So why do we need to care about this at all? Today, mothers are the primary or sole breadwinners in 40% of households with children under 18 compared with 11% in 1960.The gender pay gap means that more children in the US are going without. So, this is not just a social issue or a ‘men are better than women’ issue, this is an economic issue that affects us all. Placing limits on 51% of the population limits economic growth at a time that we can least afford it. A recent Harvard Business Review article notes that when more women join the workforce, wages rise – including for men. As a society, we need to stop raising our girls with limits; we need to stop putting them in boxes, and instead encourage them to dream big and thrive for all our sakes.
This is the reason that TXWSW has chosen the Young Women’s Preparatory Network as its philanthropy partner. YWPN has from 6th to 12th grade to help economically disadvantaged students explore a world without limits. They accomplish this through a rigorous curriculum focused on STEM education and a college-bound program that starts in sixth grade. The students recite a daily affirmation that builds self-esteem, a sense of purpose and determination to sustain them through the long hours of hard work necessary to pursue their dreams of college and a career. The YWPN network also instills a sense of sisterhood in their 4,500+ students reminding the girls that they aren’t alone on their path to a better future for themselves and their families. The schools teach that drive, hard work and resilience are the keys to success in life and the results they have achieved are nothing less than phenomenal. Today, 100% of YWPN seniors are accepted at a four-year university. 68% of YWPN girls are first-generation college graduates, and YWPN alum are graduating college at 8x the national rate for economically disadvantaged children. So, the network is working. YWPN students are exceeding academic expectations and proving all students, regardless of their background or socio-economic status, can excel if given the right opportunity. In other words, YWPN is producing truly limitless young women.
Ten years ago, when we partnered with YWPN, they were just opening their second school and had several hundred students. Today, there are 8 schools in the network with over 4,500 students, but the need is great, and more schools are in the pipeline, so they need and deserve our support.
Texas ranks 38th in education spending in our nation at a time when our population is growing. Texas also boasts the highest rate of repeat teen pregnancies in the nation. Teen pregnancies cost Texas over $1.1 billion annually and that cost does not factor in lost wages and increased dependence on social services. What YWPN offers our girls is the opportunity to work hard and break the cycle of poverty for herself and her family, and that is something I hope we can all get behind.

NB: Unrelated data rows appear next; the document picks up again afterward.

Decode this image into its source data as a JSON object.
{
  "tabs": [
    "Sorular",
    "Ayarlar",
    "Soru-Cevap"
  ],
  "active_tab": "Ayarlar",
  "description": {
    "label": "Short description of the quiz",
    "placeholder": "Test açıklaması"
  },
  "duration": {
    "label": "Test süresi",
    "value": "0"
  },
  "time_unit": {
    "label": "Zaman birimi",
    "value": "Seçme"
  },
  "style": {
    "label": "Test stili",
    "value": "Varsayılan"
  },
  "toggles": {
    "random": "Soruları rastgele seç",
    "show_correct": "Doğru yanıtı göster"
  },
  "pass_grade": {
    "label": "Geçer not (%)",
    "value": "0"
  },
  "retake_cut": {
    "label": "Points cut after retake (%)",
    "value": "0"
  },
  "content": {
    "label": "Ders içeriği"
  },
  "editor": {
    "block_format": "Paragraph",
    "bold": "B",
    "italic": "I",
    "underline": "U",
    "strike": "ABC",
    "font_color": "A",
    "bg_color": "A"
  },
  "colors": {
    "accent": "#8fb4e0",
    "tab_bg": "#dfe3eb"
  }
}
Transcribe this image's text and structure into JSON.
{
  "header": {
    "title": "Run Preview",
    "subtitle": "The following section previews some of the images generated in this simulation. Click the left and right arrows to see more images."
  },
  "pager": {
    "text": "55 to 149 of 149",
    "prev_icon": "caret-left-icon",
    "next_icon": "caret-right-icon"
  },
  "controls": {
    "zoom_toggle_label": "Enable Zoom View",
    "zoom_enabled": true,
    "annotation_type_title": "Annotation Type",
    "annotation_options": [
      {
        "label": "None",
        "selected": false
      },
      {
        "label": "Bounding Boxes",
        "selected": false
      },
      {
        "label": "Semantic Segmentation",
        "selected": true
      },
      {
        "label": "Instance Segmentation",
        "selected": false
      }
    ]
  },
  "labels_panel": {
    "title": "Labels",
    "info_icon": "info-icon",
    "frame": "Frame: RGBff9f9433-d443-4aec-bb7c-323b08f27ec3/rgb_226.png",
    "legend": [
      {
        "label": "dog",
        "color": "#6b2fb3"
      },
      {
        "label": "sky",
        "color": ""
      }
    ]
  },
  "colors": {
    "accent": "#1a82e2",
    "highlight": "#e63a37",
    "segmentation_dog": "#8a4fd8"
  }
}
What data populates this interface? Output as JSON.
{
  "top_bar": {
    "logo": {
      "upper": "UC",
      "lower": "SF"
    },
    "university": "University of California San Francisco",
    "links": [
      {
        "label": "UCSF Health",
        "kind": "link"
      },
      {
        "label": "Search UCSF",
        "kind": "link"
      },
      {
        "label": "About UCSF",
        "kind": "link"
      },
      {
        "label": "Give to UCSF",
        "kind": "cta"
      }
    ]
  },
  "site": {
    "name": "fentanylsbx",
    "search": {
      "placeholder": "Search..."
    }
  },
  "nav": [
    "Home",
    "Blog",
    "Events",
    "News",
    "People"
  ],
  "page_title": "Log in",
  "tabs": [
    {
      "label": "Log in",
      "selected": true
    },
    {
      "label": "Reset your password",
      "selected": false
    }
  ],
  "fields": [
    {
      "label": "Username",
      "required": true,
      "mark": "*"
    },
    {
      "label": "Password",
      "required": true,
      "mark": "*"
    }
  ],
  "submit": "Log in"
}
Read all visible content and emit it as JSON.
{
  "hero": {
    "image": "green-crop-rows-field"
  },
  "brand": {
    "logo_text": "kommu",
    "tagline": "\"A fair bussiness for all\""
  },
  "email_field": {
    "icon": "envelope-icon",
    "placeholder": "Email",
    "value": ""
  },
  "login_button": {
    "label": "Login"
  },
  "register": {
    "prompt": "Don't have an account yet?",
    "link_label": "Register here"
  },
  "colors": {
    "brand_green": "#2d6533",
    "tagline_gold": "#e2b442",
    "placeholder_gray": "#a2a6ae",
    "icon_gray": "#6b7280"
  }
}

With 21% of all children in the US living in poverty, I believe that the way to break the cycle and improve the future for everyone is to focus on raising strong, resilient, and limitless girls. I hope many of you reading this will join us for the event on Thursday where we will share an exciting initiative to support more limitless girls!
We have some terrific events lined up for you in 2018 including our ten-year anniversary celebrations in August! We look forward to seeing you all at an event in 2018! To learn more about our 2018 events, please visit www.txwsw.com.